How to complete this task: Nothing in the entries may be altered; copy them all exactly.

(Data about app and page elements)
►
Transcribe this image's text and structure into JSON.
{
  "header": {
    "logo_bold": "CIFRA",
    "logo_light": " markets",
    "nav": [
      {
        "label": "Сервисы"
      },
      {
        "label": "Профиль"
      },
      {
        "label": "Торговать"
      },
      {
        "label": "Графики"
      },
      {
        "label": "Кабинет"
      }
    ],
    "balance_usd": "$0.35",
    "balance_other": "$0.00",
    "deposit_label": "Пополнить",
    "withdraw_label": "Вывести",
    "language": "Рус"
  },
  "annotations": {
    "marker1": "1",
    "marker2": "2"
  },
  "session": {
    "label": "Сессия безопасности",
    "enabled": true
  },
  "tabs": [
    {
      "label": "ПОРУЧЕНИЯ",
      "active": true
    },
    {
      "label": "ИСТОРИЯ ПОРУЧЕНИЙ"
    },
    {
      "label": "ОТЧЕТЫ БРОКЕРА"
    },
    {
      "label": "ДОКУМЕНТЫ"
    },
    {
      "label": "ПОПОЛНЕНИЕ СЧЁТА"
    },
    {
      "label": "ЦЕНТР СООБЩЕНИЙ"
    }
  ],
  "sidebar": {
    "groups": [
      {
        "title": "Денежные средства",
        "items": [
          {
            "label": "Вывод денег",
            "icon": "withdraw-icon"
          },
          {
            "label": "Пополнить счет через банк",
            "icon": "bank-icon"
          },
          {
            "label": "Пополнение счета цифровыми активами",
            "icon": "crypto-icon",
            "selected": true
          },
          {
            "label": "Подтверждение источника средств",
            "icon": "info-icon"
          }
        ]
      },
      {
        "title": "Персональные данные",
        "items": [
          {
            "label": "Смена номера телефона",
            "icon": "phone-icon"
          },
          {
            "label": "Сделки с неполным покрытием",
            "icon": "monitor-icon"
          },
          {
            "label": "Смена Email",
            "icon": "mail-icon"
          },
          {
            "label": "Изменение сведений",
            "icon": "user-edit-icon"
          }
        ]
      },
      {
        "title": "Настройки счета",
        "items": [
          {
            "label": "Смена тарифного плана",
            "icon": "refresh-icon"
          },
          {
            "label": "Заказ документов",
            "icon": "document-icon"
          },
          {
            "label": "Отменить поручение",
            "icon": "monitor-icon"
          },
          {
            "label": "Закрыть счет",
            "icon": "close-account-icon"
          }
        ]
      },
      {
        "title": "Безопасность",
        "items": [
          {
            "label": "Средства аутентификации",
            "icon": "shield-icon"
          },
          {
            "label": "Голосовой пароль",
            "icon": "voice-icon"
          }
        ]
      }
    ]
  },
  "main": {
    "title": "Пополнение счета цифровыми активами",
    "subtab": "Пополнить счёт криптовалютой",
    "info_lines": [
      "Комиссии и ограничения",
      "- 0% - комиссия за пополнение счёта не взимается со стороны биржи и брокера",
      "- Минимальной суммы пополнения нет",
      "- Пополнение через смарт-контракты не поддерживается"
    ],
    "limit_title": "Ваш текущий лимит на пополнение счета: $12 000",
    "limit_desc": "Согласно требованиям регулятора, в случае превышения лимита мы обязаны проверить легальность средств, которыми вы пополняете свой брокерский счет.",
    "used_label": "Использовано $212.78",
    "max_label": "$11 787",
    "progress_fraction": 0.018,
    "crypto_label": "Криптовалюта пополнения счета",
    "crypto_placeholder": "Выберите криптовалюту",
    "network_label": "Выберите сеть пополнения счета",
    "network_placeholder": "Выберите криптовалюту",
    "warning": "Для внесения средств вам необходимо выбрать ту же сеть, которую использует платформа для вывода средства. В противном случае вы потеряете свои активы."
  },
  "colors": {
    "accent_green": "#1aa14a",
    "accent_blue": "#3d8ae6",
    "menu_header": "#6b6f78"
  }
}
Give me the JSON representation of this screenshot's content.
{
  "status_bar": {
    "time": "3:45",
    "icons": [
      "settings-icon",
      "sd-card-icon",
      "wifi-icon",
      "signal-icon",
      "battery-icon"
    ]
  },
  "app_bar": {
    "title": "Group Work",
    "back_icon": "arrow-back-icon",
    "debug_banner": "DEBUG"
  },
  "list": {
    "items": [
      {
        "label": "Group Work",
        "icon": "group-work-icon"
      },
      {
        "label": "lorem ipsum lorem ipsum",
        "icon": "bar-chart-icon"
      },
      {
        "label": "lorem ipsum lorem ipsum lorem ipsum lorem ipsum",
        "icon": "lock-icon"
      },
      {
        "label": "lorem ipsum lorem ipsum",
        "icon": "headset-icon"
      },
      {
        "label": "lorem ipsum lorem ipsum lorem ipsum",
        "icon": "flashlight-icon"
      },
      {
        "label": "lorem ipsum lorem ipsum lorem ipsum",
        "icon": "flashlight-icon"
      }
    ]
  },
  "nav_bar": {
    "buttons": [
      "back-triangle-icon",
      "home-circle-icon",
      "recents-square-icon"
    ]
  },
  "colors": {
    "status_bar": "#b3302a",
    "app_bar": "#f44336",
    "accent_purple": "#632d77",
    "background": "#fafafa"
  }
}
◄
Exercise solution:
Transcribe this image's text and structure into JSON.
{
  "header": {
    "logo_bold": "CIFRA",
    "logo_light": " markets",
    "nav": [
      {
        "label": "Сервисы"
      },
      {
        "label": "Профиль"
      },
      {
        "label": "Торговать"
      },
      {
        "label": "Графики"
      },
      {
        "label": "Кабинет"
      }
    ],
    "balance_usd": "$0.35",
    "balance_other": "$0.00",
    "deposit_label": "Пополнить",
    "withdraw_label": "Вывести",
    "language": "Рус"
  },
  "annotations": {
    "marker1": "1",
    "marker2": "2"
  },
  "session": {
    "label": "Сессия безопасности",
    "enabled": true
  },
  "tabs": [
    {
      "label": "ПОРУЧЕНИЯ",
      "active": true
    },
    {
      "label": "ИСТОРИЯ ПОРУЧЕНИЙ"
    },
    {
      "label": "ОТЧЕТЫ БРОКЕРА"
    },
    {
      "label": "ДОКУМЕНТЫ"
    },
    {
      "label": "ПОПОЛНЕНИЕ СЧЁТА"
    },
    {
      "label": "ЦЕНТР СООБЩЕНИЙ"
    }
  ],
  "sidebar": {
    "groups": [
      {
        "title": "Денежные средства",
        "items": [
          {
            "label": "Вывод денег",
            "icon": "withdraw-icon"
          },
          {
            "label": "Пополнить счет через банк",
            "icon": "bank-icon"
          },
          {
            "label": "Пополнение счета цифровыми активами",
            "icon": "crypto-icon",
            "selected": true
          },
          {
            "label": "Подтверждение источника средств",
            "icon": "info-icon"
          }
        ]
      },
      {
        "title": "Персональные данные",
        "items": [
          {
            "label": "Смена номера телефона",
            "icon": "phone-icon"
          },
          {
            "label": "Сделки с неполным покрытием",
            "icon": "monitor-icon"
          },
          {
            "label": "Смена Email",
            "icon": "mail-icon"
          },
          {
            "label": "Изменение сведений",
            "icon": "user-edit-icon"
          }
        ]
      },
      {
        "title": "Настройки счета",
        "items": [
          {
            "label": "Смена тарифного плана",
            "icon": "refresh-icon"
          },
          {
            "label": "Заказ документов",
            "icon": "document-icon"
          },
          {
            "label": "Отменить поручение",
            "icon": "monitor-icon"
          },
          {
            "label": "Закрыть счет",
            "icon": "close-account-icon"
          }
        ]
      },
      {
        "title": "Безопасность",
        "items": [
          {
            "label": "Средства аутентификации",
            "icon": "shield-icon"
          },
          {
            "label": "Голосовой пароль",
            "icon": "voice-icon"
          }
        ]
      }
    ]
  },
  "main": {
    "title": "Пополнение счета цифровыми активами",
    "subtab": "Пополнить счёт криптовалютой",
    "info_lines": [
      "Комиссии и ограничения",
      "- 0% - комиссия за пополнение счёта не взимается со стороны биржи и брокера",
      "- Минимальной суммы пополнения нет",
      "- Пополнение через смарт-контракты не поддерживается"
    ],
    "limit_title": "Ваш текущий лимит на пополнение счета: $12 000",
    "limit_desc": "Согласно требованиям регулятора, в случае превышения лимита мы обязаны проверить легальность средств, которыми вы пополняете свой брокерский счет.",
    "used_label": "Использовано $212.78",
    "max_label": "$11 787",
    "progress_fraction": 0.018,
    "crypto_label": "Криптовалюта пополнения счета",
    "crypto_placeholder": "Выберите криптовалюту",
    "network_label": "Выберите сеть пополнения счета",
    "network_placeholder": "Выберите криптовалюту",
    "warning": "Для внесения средств вам необходимо выбрать ту же сеть, которую использует платформа для вывода средства. В противном случае вы потеряете свои активы."
  },
  "colors": {
    "accent_green": "#1aa14a",
    "accent_blue": "#3d8ae6",
    "menu_header": "#6b6f78"
  }
}
Give me the JSON representation of this screenshot's content.
{
  "status_bar": {
    "time": "3:45",
    "icons": [
      "settings-icon",
      "sd-card-icon",
      "wifi-icon",
      "signal-icon",
      "battery-icon"
    ]
  },
  "app_bar": {
    "title": "Group Work",
    "back_icon": "arrow-back-icon",
    "debug_banner": "DEBUG"
  },
  "list": {
    "items": [
      {
        "label": "Group Work",
        "icon": "group-work-icon"
      },
      {
        "label": "lorem ipsum lorem ipsum",
        "icon": "bar-chart-icon"
      },
      {
        "label": "lorem ipsum lorem ipsum lorem ipsum lorem ipsum",
        "icon": "lock-icon"
      },
      {
        "label": "lorem ipsum lorem ipsum",
        "icon": "headset-icon"
      },
      {
        "label": "lorem ipsum lorem ipsum lorem ipsum",
        "icon": "flashlight-icon"
      },
      {
        "label": "lorem ipsum lorem ipsum lorem ipsum",
        "icon": "flashlight-icon"
      }
    ]
  },
  "nav_bar": {
    "buttons": [
      "back-triangle-icon",
      "home-circle-icon",
      "recents-square-icon"
    ]
  },
  "colors": {
    "status_bar": "#b3302a",
    "app_bar": "#f44336",
    "accent_purple": "#632d77",
    "background": "#fafafa"
  }
}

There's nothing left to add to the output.